The emergency Paycheck Protection Program (PPP) enacted at the beginning of the COVID-19 pandemic initially had little effect on employment, becoming more effective in later stages, according to economists at the Boston Federal Reserve.
The PPP was created in March 2020 by the US Congress to prevent pandemic related job losses at small and medium-sized businesses, providing for $800 billion in forgivable loans.

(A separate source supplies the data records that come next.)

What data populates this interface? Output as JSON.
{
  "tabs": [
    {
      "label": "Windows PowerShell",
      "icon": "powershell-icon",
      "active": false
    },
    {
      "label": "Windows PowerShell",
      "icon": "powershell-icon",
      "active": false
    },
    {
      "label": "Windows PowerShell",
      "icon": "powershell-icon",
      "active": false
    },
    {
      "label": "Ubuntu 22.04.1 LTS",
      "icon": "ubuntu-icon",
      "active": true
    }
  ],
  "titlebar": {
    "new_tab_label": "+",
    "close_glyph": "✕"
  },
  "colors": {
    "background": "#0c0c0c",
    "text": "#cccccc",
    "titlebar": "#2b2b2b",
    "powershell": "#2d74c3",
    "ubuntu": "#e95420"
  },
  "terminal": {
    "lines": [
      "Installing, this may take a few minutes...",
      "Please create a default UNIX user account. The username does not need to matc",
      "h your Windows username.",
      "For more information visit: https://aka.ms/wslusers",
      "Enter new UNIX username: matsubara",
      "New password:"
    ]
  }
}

In general only that part of the loan was forgiven whioch went directly to payroll.
Initially demand for the loans exceeded supply with 72% of eligible businesses applying for a loan and 36% receiving one.
“At this stage, loans tended go to businesses in areas that were less affected by the pandemic – for example, areas that were not under a government-mandated lockdown,” noted the reports authors. “Loans also tended to go to the largest of the eligible businesses early on, possibly because they were more likely to survive and because the banks were more invested in their survival due to existing or potential future lending relationships.”
As the demand for loans waned and additional funding became available the banks started lending beyond their preferred customers.
“As a result, the PPP money may have had a smaller effect on employment during the early weeks of the program but a larger impact when banks were not as selective and the loans were going to businesses in greater jeopardy of failing,” note the reports authors.
By Feike de Jong